━━━ Data provided

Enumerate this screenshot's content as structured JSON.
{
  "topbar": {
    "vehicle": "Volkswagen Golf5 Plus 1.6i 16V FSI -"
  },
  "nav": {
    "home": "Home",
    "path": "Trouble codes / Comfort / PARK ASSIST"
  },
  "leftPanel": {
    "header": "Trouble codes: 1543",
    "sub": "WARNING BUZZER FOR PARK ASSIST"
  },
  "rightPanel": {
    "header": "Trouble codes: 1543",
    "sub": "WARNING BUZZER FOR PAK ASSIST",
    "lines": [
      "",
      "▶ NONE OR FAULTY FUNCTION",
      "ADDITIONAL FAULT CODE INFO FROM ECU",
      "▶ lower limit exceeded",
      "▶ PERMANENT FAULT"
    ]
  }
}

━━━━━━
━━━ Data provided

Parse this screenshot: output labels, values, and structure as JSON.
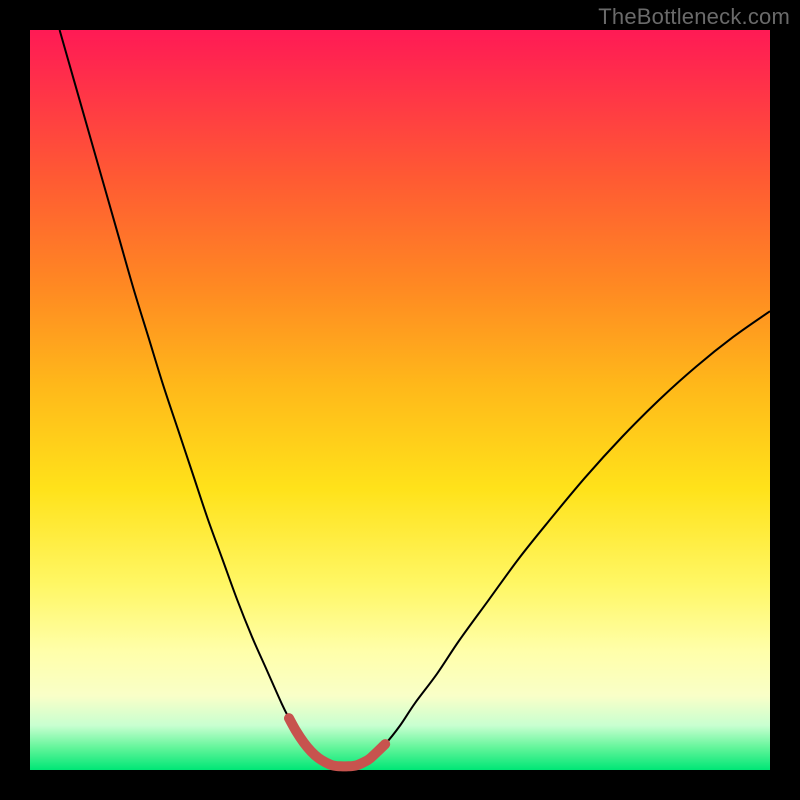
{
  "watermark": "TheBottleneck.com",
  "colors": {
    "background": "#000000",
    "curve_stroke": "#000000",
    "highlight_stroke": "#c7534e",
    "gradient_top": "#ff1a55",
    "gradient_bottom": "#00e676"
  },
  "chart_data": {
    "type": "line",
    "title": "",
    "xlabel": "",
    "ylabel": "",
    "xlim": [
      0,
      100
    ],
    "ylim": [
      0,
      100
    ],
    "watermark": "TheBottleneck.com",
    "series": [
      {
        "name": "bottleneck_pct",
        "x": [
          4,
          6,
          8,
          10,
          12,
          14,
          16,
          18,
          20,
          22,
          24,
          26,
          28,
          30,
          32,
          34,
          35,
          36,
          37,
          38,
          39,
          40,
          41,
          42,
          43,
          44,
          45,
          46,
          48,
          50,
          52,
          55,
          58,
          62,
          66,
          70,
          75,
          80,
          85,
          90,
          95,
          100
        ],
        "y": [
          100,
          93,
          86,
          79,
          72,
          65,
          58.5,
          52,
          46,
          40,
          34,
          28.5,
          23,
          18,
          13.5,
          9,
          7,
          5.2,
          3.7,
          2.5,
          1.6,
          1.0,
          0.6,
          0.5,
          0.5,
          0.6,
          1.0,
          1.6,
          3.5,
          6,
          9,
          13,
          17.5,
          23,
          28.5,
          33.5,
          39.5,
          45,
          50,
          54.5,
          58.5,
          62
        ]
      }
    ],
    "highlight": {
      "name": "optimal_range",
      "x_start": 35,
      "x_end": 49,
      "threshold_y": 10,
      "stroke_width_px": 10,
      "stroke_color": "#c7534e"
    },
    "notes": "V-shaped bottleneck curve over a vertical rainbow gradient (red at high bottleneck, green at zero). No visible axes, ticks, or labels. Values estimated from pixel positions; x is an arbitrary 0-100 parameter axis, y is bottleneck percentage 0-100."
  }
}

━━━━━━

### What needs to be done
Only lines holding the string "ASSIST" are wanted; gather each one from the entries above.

### Answer for the task
    "path": "Trouble codes / Comfort / PARK ASSIST"
    "sub": "WARNING BUZZER FOR PARK ASSIST"
    "sub": "WARNING BUZZER FOR PAK ASSIST",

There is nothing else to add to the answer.